We’ve been lucky enough to pick up a copy of Tuesday’s interview on Coast FM with NZEI’s Una McNair and Barry Townrow. They talk about some of the issues facing educators in New Zealand today, and their plans for the van tour.
You can listen in below.
Thanks very much to Coast FM for letting us share this!
Local kindergarten kids staged a takeover of the Better Funding Heartland camper van when it visited Karoro Kidsfirst in Greymouth on Wednesday February 15.
“I looked in the bus and it was full of kids, they’d even done up their seat belts,” says local activist and retired primary principal Murray MacGibbon.

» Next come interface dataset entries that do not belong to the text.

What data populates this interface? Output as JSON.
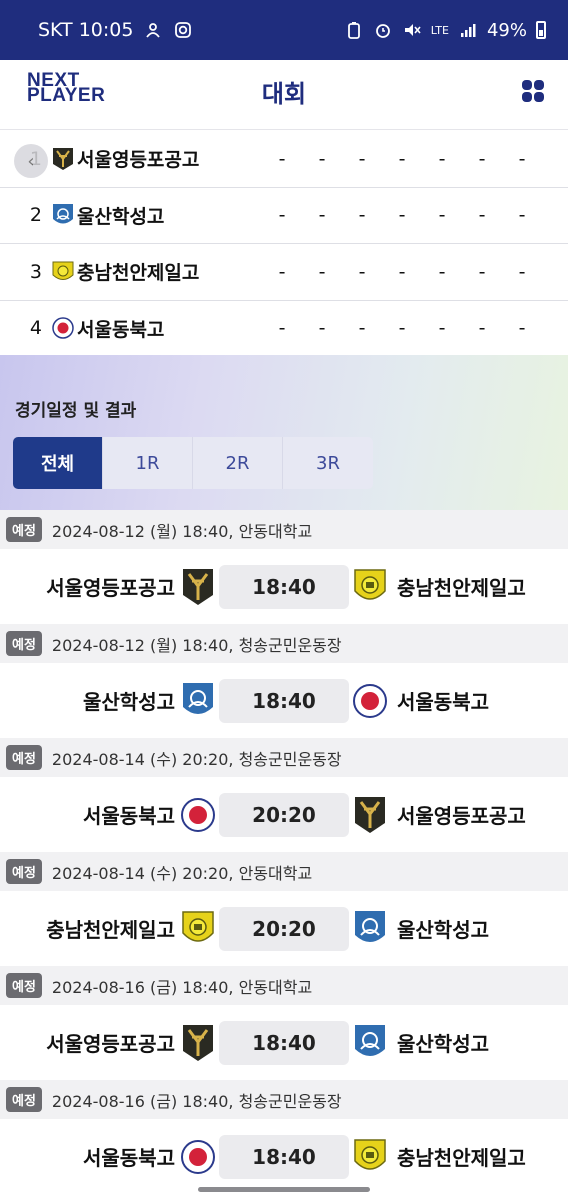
{
  "status": {
    "carrier_time": "SKT 10:05",
    "network": "LTE",
    "battery": "49%"
  },
  "header": {
    "logo_line1": "NEXT",
    "logo_line2": "PLAYER",
    "title": "대회"
  },
  "standings": [
    {
      "rank": "1",
      "team": "서울영등포공고",
      "emblem": "yeongdeungpo-emblem",
      "stats": [
        "-",
        "-",
        "-",
        "-",
        "-",
        "-",
        "-"
      ]
    },
    {
      "rank": "2",
      "team": "울산학성고",
      "emblem": "hakseong-emblem",
      "stats": [
        "-",
        "-",
        "-",
        "-",
        "-",
        "-",
        "-"
      ]
    },
    {
      "rank": "3",
      "team": "충남천안제일고",
      "emblem": "cheonan-emblem",
      "stats": [
        "-",
        "-",
        "-",
        "-",
        "-",
        "-",
        "-"
      ]
    },
    {
      "rank": "4",
      "team": "서울동북고",
      "emblem": "dongbuk-emblem",
      "stats": [
        "-",
        "-",
        "-",
        "-",
        "-",
        "-",
        "-"
      ]
    }
  ],
  "schedule": {
    "title": "경기일정 및 결과",
    "tabs": [
      "전체",
      "1R",
      "2R",
      "3R"
    ],
    "active_tab": "전체"
  },
  "matches": [
    {
      "status": "예정",
      "info": "2024-08-12 (월) 18:40, 안동대학교",
      "home": "서울영등포공고",
      "home_emblem": "yeongdeungpo-emblem",
      "time": "18:40",
      "away": "충남천안제일고",
      "away_emblem": "cheonan-emblem"
    },
    {
      "status": "예정",
      "info": "2024-08-12 (월) 18:40, 청송군민운동장",
      "home": "울산학성고",
      "home_emblem": "hakseong-emblem",
      "time": "18:40",
      "away": "서울동북고",
      "away_emblem": "dongbuk-emblem"
    },
    {
      "status": "예정",
      "info": "2024-08-14 (수) 20:20, 청송군민운동장",
      "home": "서울동북고",
      "home_emblem": "dongbuk-emblem",
      "time": "20:20",
      "away": "서울영등포공고",
      "away_emblem": "yeongdeungpo-emblem"
    },
    {
      "status": "예정",
      "info": "2024-08-14 (수) 20:20, 안동대학교",
      "home": "충남천안제일고",
      "home_emblem": "cheonan-emblem",
      "time": "20:20",
      "away": "울산학성고",
      "away_emblem": "hakseong-emblem"
    },
    {
      "status": "예정",
      "info": "2024-08-16 (금) 18:40, 안동대학교",
      "home": "서울영등포공고",
      "home_emblem": "yeongdeungpo-emblem",
      "time": "18:40",
      "away": "울산학성고",
      "away_emblem": "hakseong-emblem"
    },
    {
      "status": "예정",
      "info": "2024-08-16 (금) 18:40, 청송군민운동장",
      "home": "서울동북고",
      "home_emblem": "dongbuk-emblem",
      "time": "18:40",
      "away": "충남천안제일고",
      "away_emblem": "cheonan-emblem"
    }
  ],
  "colors": {
    "brand": "#1f2d7e",
    "active_tab": "#1f3a8a",
    "badge": "#6b6b70"
  }
}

“It was a wonderful day with Te Whaea Ireland and a great group of activists. For me the highlight was going to the kindergarten, it was a lot of fun. We opened the door and they all piled in.”
He says Te Whaea, a teacher from Karoro School, knew people everywhere and sailed into shops and businesses where she knew parents. “It was very easy to get signatures, no one minds being shoulder-tapped.”
In Greymouth the day started with a phone call to local MP Damien O’Connor, who asked for petitions and postcards to be left at his office. The distinctive blue and yellow camper van called on three primary schools, two kindergartens and spent time downtown, again collecting over 200 signatures on the day and getting postcards signed. “We covered as much ground as possible,” says van driver Murray Smeaton .
He says community response has been 100% positive, and the campaign is getting a lot of great coverage. Schools are really supporting the tour, local media are very present and the van and activists are high visibility.
One Karoro kindergarten parent took away six petition forms and 50 postcards to get signed. Especially passionate are parents who have special needs children with teacher aids, or who were trying to get specific help. One parent who had made three attempts for ORS (Ongoing Resourcing Scheme) funding for their child, rounded up a lot of other parents to sign.